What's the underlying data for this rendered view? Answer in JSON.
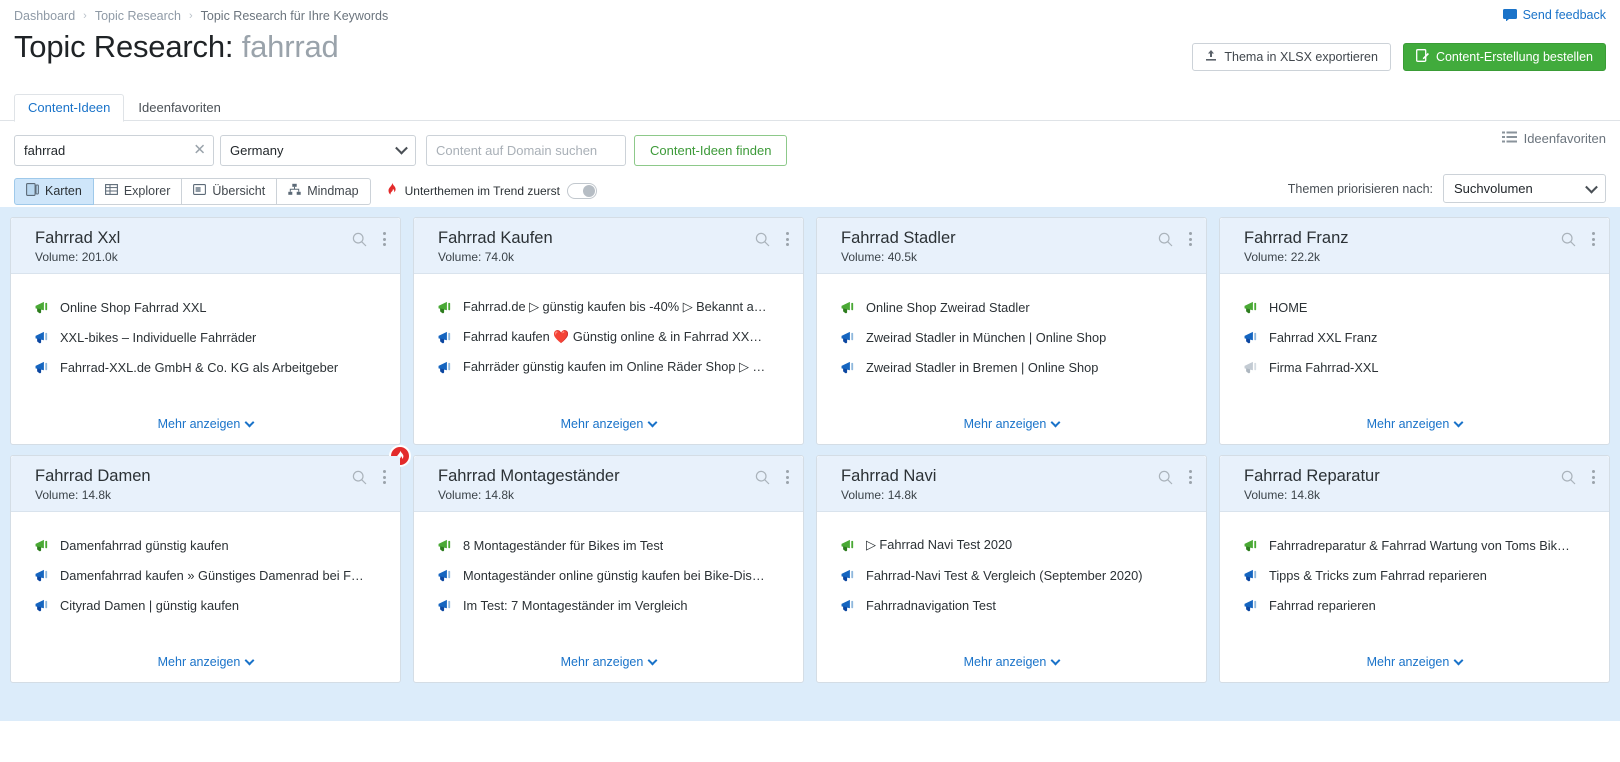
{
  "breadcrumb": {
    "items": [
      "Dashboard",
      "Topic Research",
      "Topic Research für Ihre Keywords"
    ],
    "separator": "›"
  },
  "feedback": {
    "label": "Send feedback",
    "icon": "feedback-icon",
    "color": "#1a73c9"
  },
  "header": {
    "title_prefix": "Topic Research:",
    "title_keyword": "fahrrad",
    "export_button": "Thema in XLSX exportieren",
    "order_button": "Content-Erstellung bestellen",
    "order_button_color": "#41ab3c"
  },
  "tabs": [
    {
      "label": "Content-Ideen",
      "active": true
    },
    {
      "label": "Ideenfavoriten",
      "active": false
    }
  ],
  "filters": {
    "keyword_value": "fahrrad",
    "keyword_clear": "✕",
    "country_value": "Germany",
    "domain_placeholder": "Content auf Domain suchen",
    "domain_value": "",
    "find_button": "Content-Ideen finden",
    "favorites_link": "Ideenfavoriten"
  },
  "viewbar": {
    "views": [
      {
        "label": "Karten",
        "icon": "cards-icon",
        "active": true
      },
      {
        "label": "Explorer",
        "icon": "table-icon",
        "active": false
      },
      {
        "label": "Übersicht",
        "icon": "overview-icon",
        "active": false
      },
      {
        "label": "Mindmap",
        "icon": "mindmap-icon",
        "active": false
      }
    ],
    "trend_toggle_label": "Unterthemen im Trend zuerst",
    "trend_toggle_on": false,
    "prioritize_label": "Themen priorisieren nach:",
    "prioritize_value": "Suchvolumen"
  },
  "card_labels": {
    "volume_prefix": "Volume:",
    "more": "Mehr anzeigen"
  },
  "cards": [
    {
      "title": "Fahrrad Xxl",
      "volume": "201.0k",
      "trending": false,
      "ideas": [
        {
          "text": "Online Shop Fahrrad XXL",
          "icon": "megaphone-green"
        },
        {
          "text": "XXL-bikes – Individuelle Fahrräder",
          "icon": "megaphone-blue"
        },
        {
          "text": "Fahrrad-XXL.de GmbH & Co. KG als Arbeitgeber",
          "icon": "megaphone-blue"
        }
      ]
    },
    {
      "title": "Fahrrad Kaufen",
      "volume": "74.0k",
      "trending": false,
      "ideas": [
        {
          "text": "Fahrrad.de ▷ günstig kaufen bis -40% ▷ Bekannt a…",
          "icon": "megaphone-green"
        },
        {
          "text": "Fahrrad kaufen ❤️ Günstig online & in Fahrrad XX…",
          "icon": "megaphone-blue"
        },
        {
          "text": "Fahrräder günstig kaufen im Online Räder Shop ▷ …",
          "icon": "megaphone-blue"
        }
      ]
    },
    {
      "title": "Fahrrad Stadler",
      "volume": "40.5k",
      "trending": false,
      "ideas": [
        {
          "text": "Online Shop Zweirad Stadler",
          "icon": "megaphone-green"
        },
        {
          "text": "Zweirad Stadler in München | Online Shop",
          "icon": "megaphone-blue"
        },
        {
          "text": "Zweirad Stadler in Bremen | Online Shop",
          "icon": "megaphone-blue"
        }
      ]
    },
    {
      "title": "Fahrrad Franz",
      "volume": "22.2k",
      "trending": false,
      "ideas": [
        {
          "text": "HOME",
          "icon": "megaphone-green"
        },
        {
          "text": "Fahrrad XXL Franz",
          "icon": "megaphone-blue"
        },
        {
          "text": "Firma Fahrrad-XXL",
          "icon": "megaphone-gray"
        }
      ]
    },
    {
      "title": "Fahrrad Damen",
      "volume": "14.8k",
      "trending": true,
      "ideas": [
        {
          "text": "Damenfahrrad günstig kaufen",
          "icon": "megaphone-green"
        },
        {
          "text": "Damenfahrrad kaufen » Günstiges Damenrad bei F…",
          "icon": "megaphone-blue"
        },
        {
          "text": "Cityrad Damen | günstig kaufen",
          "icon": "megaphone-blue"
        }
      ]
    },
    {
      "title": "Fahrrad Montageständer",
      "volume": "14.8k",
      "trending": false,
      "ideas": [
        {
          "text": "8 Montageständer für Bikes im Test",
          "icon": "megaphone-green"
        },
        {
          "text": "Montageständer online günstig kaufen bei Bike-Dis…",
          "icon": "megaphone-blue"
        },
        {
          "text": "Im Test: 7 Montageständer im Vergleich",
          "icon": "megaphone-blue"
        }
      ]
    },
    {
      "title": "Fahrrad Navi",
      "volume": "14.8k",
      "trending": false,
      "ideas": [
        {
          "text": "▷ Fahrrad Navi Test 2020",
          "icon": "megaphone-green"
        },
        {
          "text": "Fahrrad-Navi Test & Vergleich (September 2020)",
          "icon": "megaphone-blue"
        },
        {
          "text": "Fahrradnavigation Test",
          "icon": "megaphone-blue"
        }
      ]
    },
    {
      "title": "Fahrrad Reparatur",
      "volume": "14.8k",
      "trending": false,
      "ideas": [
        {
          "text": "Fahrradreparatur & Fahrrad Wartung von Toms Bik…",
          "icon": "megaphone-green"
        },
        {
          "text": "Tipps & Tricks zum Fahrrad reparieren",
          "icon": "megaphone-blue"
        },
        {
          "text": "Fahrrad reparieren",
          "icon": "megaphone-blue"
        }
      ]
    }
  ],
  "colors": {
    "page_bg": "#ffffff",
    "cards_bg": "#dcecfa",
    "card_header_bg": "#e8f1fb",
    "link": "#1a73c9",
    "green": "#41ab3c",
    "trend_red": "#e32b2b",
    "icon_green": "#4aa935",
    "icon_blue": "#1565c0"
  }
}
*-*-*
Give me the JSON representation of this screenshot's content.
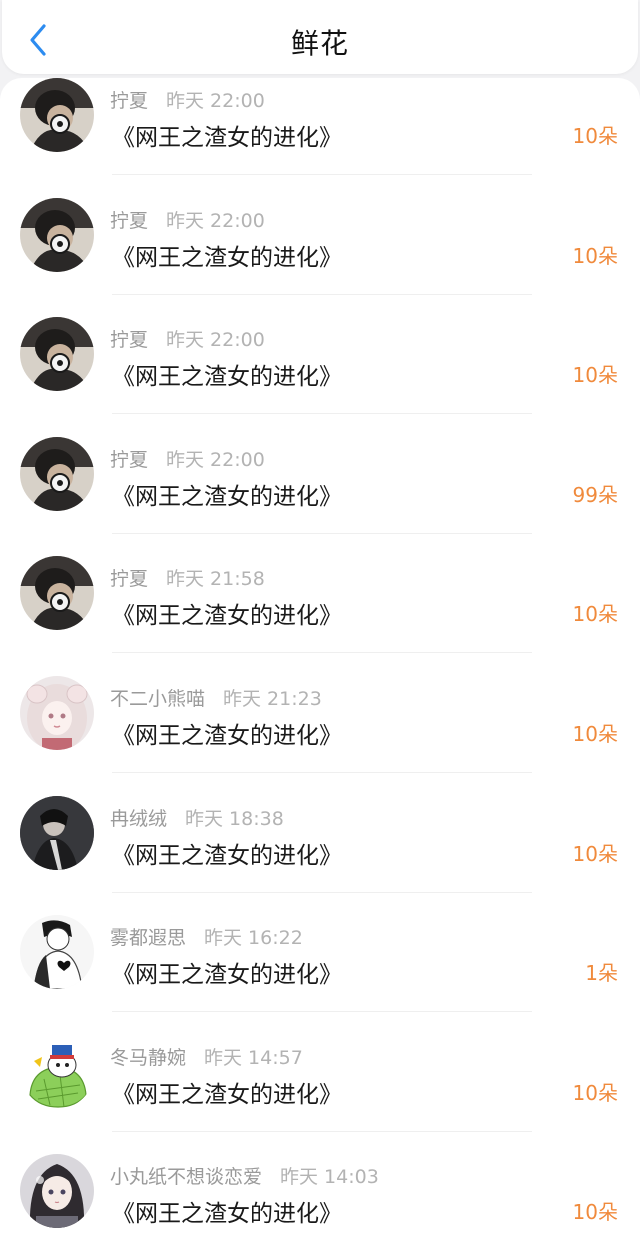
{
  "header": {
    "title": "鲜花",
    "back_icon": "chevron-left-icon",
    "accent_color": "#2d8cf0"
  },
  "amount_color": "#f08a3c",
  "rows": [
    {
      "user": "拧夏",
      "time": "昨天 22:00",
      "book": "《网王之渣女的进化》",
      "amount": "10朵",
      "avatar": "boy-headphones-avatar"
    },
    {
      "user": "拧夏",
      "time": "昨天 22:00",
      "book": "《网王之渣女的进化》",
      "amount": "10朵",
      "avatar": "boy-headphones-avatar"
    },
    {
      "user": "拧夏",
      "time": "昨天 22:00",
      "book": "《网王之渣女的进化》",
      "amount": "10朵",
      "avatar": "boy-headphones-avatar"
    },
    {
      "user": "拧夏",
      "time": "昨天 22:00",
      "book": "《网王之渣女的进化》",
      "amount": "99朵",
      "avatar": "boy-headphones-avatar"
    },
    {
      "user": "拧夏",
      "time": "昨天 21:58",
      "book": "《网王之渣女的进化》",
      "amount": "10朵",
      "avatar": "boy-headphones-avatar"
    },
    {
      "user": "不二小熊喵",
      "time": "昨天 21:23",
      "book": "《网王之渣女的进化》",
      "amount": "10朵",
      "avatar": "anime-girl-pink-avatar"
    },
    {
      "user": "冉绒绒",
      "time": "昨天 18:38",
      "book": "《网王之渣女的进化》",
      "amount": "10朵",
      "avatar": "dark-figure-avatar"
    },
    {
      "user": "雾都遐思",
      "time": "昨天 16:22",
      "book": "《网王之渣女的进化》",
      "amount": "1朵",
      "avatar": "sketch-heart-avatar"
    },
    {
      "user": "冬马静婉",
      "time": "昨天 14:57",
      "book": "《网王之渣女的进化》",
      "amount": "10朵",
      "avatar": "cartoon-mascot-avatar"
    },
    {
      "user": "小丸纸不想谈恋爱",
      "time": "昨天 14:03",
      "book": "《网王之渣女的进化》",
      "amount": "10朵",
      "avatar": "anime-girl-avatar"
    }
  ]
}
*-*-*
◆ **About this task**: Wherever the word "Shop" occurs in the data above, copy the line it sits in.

◆ **Exercise result**:
          "text": "Online Shop Fahrrad XXL",
          "text": "Fahrräder günstig kaufen im Online Räder Shop ▷ …",
          "text": "Online Shop Zweirad Stadler",
          "text": "Zweirad Stadler in München | Online Shop",
          "text": "Zweirad Stadler in Bremen | Online Shop",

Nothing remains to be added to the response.